What led to OSHA’s citation against the distribution center?
The Walmart distribution center utilized an industry-standard “selective racking” system, with one pallet per rack level and racks positioned back-to-back, such that pallets were accessible by forklift only from the aisles at the fronts of the racks.  Despite using this widely-accepted system, an employee was struck by merchandise when a forklift bumped a pallet and caused items to fall into the area between the racks and the aisle where the employee was working. 

Why did the Commission overturn the OSHA citation?
To prove a violation, the Secretary of Labor must first establish that the cited standard applies.  Due to a plain language interpretation, the Commission refused to read the standard broadly and clarified that it only applies to the storage of materials that are “stored in tiers.”  Because the standard does not define “tier,” the Commission looked to Webster’s Dictionary and noted that tier means “a row, rank, or layer of articles,” and “one of two or more rows arranged one above another.”  Upon further analysis, the Commission narrowed “tier” to specifically apply to material stacked directly one upon another.  While the racking levels were arranged one above another, each rack held one pallet that was clearly distanced from other pallets.  Because Walmart’s pallets were not stacked directly one upon another, the pallets were not tiered.  Therefore, the Commission determined that the cited standard did not apply and no violation occurred.  
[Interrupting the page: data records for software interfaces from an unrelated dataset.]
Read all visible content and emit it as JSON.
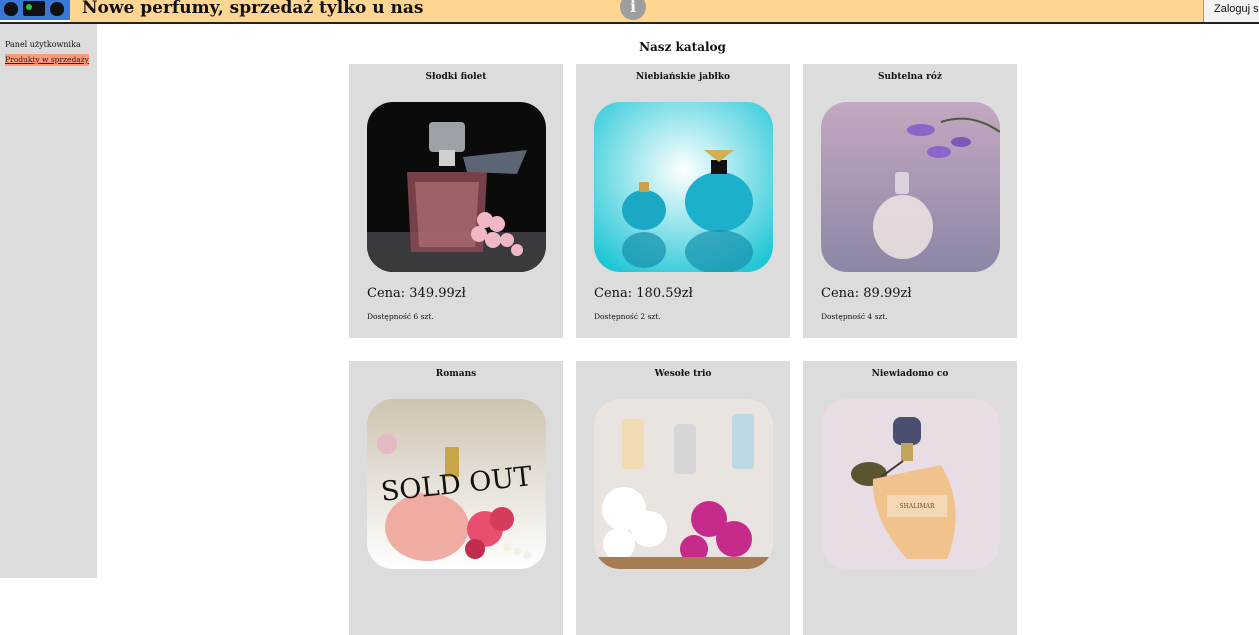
{
  "header": {
    "title": "Nowe perfumy, sprzedaż tylko u nas",
    "info_icon": "i",
    "login_label": "Zaloguj się"
  },
  "sidebar": {
    "panel_label": "Panel użytkownika",
    "items": [
      {
        "label": "Produkty w sprzedaży"
      }
    ]
  },
  "catalog": {
    "title": "Nasz katalog",
    "products": [
      {
        "name": "Słodki fiolet",
        "price": "Cena: 349.99zł",
        "stock": "Dostępność 6 szt."
      },
      {
        "name": "Niebiańskie jabłko",
        "price": "Cena: 180.59zł",
        "stock": "Dostępność 2 szt."
      },
      {
        "name": "Subtelna róż",
        "price": "Cena: 89.99zł",
        "stock": "Dostępność 4 szt."
      },
      {
        "name": "Romans",
        "overlay": "SOLD OUT"
      },
      {
        "name": "Wesołe trio"
      },
      {
        "name": "Niewiadomo co",
        "label_text": "SHALIMAR"
      }
    ]
  },
  "colors": {
    "header_bg": "#ffd592",
    "sidebar_bg": "#dcdcdc",
    "card_bg": "#dcdcdc",
    "active_link_bg": "#ff9a7a"
  }
}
How can employers avoid a similar citation?
The Commission noted that if the pallets had been stored in tiers or in a tower formation, the cited standard would have applied.  Thus, if materials are stored in tiers, they must be “stacked, blocked, interlocked and limited in height” so that they are stable and “secure against sliding or collapse.”  29 C.F.R. § 1910.176(b).  One Commissioner offered a hearty dissent in which she argued that Walmart’s rack levels that hold the pallets of merchandise are arranged “one above another” and are therefore “tiers” that are subject to the cited standard.  While this interpretation did not prevail, this decision puts employers on notice.  Walmart’s successful appeal solely occurred due to the Commission’s attention to the text and structure of the cited standard. 

While the Commission decision holds that the cited standard does not apply to materials stored on industry-standard selective racking, so long as the materials are not stacked directly one upon another, the Commission did not discuss whether storing materials with dunnage or other spacers placed between them is considered a “tier,” which would make the standard applicable.  As a best practice, and to avoid potential compliance issues, employers should ensure that materials (bags, containers, bundles, etc.) are appropriately stacked, blocked, interlocked, and limited in height if they are stacked directly one upon another (even with dunnage or spacers).  Employers should also be aware of other standards applicable to industrial storage racks, such as ANSI MH 16.1 (Specification for the Design, Testing and Utilization of Industrial Steel Storage Racks).  OSHA has specifically referenced ANSI MH 16.1 in citations alleging violations of the General Duty Clause (Section 5(a)(1)) where employees were exposed to hazards of being struck by falling steel storage racks, components of the storage racks, or materials stored on the racks.

For more information, please contact Russell P. Bailey at or 501-377-0387.